** Opening Data provided block **

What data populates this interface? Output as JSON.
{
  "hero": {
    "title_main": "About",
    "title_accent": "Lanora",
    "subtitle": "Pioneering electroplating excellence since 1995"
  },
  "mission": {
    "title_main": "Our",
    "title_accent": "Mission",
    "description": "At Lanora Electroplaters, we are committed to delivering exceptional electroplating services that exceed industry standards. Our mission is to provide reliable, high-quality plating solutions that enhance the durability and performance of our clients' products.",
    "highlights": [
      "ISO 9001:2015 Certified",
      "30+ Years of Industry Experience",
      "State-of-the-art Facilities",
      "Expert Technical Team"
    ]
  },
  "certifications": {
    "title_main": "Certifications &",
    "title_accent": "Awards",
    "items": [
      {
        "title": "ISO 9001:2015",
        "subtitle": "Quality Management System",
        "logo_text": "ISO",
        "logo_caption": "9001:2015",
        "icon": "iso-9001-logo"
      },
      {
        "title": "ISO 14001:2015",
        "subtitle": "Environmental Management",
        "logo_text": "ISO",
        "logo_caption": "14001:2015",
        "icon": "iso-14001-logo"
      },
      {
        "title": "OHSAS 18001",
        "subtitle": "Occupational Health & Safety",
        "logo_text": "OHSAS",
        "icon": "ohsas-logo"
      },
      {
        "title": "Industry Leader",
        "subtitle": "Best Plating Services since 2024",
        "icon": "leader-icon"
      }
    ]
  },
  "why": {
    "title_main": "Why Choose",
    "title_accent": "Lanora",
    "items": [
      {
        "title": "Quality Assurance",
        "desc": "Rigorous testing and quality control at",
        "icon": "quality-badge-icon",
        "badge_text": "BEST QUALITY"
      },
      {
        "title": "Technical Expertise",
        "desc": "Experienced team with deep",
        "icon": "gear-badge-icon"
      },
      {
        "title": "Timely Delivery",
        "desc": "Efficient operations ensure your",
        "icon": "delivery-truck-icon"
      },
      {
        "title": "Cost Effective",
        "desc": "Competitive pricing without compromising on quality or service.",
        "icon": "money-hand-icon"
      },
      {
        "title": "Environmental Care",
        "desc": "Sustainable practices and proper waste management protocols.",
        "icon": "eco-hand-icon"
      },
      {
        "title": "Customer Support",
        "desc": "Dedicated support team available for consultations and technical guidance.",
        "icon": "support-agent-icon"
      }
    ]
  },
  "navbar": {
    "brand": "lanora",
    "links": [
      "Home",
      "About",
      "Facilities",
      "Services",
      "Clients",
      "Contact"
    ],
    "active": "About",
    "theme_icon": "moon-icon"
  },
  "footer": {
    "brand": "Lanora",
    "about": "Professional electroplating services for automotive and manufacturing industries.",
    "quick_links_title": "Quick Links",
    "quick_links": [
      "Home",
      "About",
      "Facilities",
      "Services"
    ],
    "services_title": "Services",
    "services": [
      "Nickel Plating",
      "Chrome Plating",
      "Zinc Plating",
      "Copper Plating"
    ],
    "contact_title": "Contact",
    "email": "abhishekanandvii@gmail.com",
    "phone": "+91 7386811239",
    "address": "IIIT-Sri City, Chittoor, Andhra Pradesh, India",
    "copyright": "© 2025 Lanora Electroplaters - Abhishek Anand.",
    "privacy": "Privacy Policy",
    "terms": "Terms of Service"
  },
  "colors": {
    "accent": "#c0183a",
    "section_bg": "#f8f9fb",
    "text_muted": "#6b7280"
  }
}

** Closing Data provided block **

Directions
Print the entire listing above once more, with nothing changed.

Response area
What data populates this interface? Output as JSON.
{
  "hero": {
    "title_main": "About",
    "title_accent": "Lanora",
    "subtitle": "Pioneering electroplating excellence since 1995"
  },
  "mission": {
    "title_main": "Our",
    "title_accent": "Mission",
    "description": "At Lanora Electroplaters, we are committed to delivering exceptional electroplating services that exceed industry standards. Our mission is to provide reliable, high-quality plating solutions that enhance the durability and performance of our clients' products.",
    "highlights": [
      "ISO 9001:2015 Certified",
      "30+ Years of Industry Experience",
      "State-of-the-art Facilities",
      "Expert Technical Team"
    ]
  },
  "certifications": {
    "title_main": "Certifications &",
    "title_accent": "Awards",
    "items": [
      {
        "title": "ISO 9001:2015",
        "subtitle": "Quality Management System",
        "logo_text": "ISO",
        "logo_caption": "9001:2015",
        "icon": "iso-9001-logo"
      },
      {
        "title": "ISO 14001:2015",
        "subtitle": "Environmental Management",
        "logo_text": "ISO",
        "logo_caption": "14001:2015",
        "icon": "iso-14001-logo"
      },
      {
        "title": "OHSAS 18001",
        "subtitle": "Occupational Health & Safety",
        "logo_text": "OHSAS",
        "icon": "ohsas-logo"
      },
      {
        "title": "Industry Leader",
        "subtitle": "Best Plating Services since 2024",
        "icon": "leader-icon"
      }
    ]
  },
  "why": {
    "title_main": "Why Choose",
    "title_accent": "Lanora",
    "items": [
      {
        "title": "Quality Assurance",
        "desc": "Rigorous testing and quality control at",
        "icon": "quality-badge-icon",
        "badge_text": "BEST QUALITY"
      },
      {
        "title": "Technical Expertise",
        "desc": "Experienced team with deep",
        "icon": "gear-badge-icon"
      },
      {
        "title": "Timely Delivery",
        "desc": "Efficient operations ensure your",
        "icon": "delivery-truck-icon"
      },
      {
        "title": "Cost Effective",
        "desc": "Competitive pricing without compromising on quality or service.",
        "icon": "money-hand-icon"
      },
      {
        "title": "Environmental Care",
        "desc": "Sustainable practices and proper waste management protocols.",
        "icon": "eco-hand-icon"
      },
      {
        "title": "Customer Support",
        "desc": "Dedicated support team available for consultations and technical guidance.",
        "icon": "support-agent-icon"
      }
    ]
  },
  "navbar": {
    "brand": "lanora",
    "links": [
      "Home",
      "About",
      "Facilities",
      "Services",
      "Clients",
      "Contact"
    ],
    "active": "About",
    "theme_icon": "moon-icon"
  },
  "footer": {
    "brand": "Lanora",
    "about": "Professional electroplating services for automotive and manufacturing industries.",
    "quick_links_title": "Quick Links",
    "quick_links": [
      "Home",
      "About",
      "Facilities",
      "Services"
    ],
    "services_title": "Services",
    "services": [
      "Nickel Plating",
      "Chrome Plating",
      "Zinc Plating",
      "Copper Plating"
    ],
    "contact_title": "Contact",
    "email": "abhishekanandvii@gmail.com",
    "phone": "+91 7386811239",
    "address": "IIIT-Sri City, Chittoor, Andhra Pradesh, India",
    "copyright": "© 2025 Lanora Electroplaters - Abhishek Anand.",
    "privacy": "Privacy Policy",
    "terms": "Terms of Service"
  },
  "colors": {
    "accent": "#c0183a",
    "section_bg": "#f8f9fb",
    "text_muted": "#6b7280"
  }
}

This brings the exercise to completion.